REQUIRED ACTION: Each line in the records below that has the word "date" should be copied.

════════════════

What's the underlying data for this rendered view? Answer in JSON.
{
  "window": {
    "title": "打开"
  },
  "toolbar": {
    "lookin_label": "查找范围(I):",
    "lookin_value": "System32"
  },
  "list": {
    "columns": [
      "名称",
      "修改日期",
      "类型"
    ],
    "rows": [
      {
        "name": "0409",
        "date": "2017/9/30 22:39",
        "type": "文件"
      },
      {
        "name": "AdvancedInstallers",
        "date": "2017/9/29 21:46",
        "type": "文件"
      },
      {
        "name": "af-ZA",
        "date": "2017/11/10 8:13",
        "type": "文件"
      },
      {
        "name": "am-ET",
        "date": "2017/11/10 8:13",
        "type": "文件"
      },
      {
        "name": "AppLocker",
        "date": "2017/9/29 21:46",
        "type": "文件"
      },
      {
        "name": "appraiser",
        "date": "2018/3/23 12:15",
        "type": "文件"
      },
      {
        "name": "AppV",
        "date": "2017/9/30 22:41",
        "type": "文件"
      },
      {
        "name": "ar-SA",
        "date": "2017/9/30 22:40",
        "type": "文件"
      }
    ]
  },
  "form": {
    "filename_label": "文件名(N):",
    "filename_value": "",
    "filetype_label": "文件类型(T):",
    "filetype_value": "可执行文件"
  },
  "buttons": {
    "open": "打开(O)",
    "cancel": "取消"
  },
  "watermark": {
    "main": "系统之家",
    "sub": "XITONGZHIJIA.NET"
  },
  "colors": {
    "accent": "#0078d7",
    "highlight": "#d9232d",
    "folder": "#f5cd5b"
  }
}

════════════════

WRITTEN RESPONSE:
        "date": "2017/9/30 22:39",
        "date": "2017/9/29 21:46",
        "date": "2017/11/10 8:13",
        "date": "2017/11/10 8:13",
        "date": "2017/9/29 21:46",
        "date": "2018/3/23 12:15",
        "date": "2017/9/30 22:41",
        "date": "2017/9/30 22:40",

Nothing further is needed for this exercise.